Transgenderism and Transsexualism Today

Like many confluent histories, the history of transgenderism flows into the all-encompassing idea of globalization, which brings together the world perspectives and cultures, including those “who have different experiences of gender and sexuality.” But Susan Stryker’s Transgender History points to a number of other factors surrounding the “current fascination with transgenderism” (2008). On the one hand, she posits the theoretical idea about the new digital age of representation and its potential for a distancing of ideas from concrete, corresponding objects in reality.

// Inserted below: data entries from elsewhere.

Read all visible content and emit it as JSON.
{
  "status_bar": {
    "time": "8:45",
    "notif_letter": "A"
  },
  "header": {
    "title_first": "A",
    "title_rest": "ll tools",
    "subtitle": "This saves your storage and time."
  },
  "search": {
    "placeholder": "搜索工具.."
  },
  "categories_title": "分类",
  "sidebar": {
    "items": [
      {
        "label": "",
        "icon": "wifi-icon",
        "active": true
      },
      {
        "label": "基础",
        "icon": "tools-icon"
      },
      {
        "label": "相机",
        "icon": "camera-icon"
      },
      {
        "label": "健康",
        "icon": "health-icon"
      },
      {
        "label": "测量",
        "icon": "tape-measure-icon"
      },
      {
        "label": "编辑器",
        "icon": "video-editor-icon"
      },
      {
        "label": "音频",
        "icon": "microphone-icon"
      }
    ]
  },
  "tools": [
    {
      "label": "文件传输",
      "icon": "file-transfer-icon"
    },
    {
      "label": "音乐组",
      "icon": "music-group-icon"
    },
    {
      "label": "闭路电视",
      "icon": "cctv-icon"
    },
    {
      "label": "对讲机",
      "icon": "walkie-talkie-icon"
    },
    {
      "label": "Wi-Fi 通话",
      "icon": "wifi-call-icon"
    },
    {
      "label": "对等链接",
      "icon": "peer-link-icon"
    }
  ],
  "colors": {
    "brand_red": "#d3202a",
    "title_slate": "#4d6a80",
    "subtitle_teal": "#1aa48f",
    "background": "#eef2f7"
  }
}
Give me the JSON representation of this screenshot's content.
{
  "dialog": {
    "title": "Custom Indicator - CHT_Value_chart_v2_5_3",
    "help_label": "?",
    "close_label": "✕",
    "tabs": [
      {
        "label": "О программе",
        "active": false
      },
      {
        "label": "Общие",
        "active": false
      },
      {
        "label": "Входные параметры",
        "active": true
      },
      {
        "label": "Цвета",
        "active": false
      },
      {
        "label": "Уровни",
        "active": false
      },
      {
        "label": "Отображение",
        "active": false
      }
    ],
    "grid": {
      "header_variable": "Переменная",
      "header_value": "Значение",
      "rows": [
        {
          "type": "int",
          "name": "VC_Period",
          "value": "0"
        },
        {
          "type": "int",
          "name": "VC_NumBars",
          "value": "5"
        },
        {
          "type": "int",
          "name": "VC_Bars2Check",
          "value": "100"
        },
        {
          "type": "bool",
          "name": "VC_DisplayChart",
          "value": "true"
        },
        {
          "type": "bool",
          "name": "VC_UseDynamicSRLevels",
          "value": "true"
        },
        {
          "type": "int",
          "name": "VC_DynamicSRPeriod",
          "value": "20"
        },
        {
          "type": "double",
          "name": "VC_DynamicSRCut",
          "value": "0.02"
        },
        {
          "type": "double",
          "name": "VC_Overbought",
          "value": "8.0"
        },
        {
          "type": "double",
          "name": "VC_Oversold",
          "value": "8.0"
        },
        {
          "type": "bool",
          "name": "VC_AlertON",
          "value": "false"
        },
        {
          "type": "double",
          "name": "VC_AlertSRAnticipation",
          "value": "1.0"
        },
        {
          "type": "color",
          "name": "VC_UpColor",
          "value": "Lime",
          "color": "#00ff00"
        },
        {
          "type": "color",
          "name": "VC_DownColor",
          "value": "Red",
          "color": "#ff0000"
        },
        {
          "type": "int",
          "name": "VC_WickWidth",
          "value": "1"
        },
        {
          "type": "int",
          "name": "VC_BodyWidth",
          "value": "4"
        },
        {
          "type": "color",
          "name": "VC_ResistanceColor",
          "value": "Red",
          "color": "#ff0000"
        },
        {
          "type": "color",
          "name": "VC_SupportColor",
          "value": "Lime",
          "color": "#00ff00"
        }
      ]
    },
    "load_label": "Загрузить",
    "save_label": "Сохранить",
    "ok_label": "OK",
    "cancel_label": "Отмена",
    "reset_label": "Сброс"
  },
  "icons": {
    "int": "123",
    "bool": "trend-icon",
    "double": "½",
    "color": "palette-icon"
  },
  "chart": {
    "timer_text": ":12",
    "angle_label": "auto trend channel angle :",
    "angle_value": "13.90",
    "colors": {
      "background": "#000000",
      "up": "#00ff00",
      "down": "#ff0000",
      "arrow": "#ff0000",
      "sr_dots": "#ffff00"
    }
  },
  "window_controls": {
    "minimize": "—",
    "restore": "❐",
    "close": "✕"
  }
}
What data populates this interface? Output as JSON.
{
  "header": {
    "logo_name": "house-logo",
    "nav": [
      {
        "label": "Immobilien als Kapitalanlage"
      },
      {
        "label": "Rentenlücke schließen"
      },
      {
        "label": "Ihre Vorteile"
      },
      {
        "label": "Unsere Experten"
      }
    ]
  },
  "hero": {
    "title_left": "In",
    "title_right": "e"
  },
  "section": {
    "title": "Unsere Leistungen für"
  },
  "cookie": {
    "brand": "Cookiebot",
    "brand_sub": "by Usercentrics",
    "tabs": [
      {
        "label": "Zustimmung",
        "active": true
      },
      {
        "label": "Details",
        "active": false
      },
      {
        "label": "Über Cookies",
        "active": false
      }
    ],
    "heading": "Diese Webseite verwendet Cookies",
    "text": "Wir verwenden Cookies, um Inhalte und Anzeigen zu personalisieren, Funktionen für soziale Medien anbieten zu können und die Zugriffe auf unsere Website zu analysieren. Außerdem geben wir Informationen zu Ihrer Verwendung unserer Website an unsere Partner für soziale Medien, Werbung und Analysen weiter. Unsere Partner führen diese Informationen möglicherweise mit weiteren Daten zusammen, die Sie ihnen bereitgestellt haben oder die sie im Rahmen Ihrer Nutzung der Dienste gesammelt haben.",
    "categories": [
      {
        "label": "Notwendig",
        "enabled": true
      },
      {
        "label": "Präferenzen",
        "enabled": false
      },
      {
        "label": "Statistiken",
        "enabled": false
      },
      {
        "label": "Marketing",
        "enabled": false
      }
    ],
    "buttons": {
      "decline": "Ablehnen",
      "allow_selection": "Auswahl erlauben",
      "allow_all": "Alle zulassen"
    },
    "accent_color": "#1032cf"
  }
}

The result is a breakdown of conventional understanding that allows room for abstraction in lieu of traditional binaries and, consequently, transgenderism is simply “not as big a deal as it used to be, especially in the big coastal cities.” Ultimately, she cites biomedical developments, particularly reproductive technology, to suggest “that we are on the verge of completely separating biological reproduction from the status of one’s social and psychological gender.” It points to the more established distinction between sex and gender, the former being biological and the latter cultural (ibid).

Finally, on the other side of the coin, true or “normal gender variant,” transsexuals are relatively rare, so there is controversy surrounding the “condition’s” actual prevalence (Heath 2006). But transsexualism, as a psychologically legitimate identity separate from biology, wants to “assert the primacy of symbolic recognition.” After recognition, bodily change justifies the assertion, whether or not one accepts at face value the symbol of such a change (Chiland 2003). The difference between sex-reassignment surgery and genital reconstruction surgery is roughly that: a kind of subtle rejection of the symbol, since technically sex cannot be reassigned but genitalia can, more or less, be reconstructed. But medical or biological rejection of the symbolism notwithstanding, transsexualism, like transgenderism, is a mindset that, at its heart, strives to break down gender barriers and find its own place within society.

-- Posted August 26, 2008


Bullough, Bonnie and Vern L. Bullough. 1998. “Transsexualism: Historical Perspectives, 1952 to Present.” Current Concepts in Transgender Identity. Dallas Denny, ed. New York, NY: Garland Publishing, Inc.

Chiland, Colette. 2003. Transsexualism: Illusion and Reality. Translated by Philip Slotkin. Middletown, CT: Wesleyan University Press.

Eaklor, Vicki L. 2008. Queer America: A GLBT History of the 20th Century. Westport, CT: Greenwood Press.

Feinberg, Leslie. 1996. Transgender Warriors: Making History from Joan of Arc to Dennis Rodman. Boston, MA: Beacon Press.

Heath, Rachel Ann. 2006. The Praeger Handbook of Transsexuality: Changing Gender to Match Mindset. Westport, CT: Praeger.

Stryker, Susan. 2008. Transgender History. Berkeley, CA: Seal Press.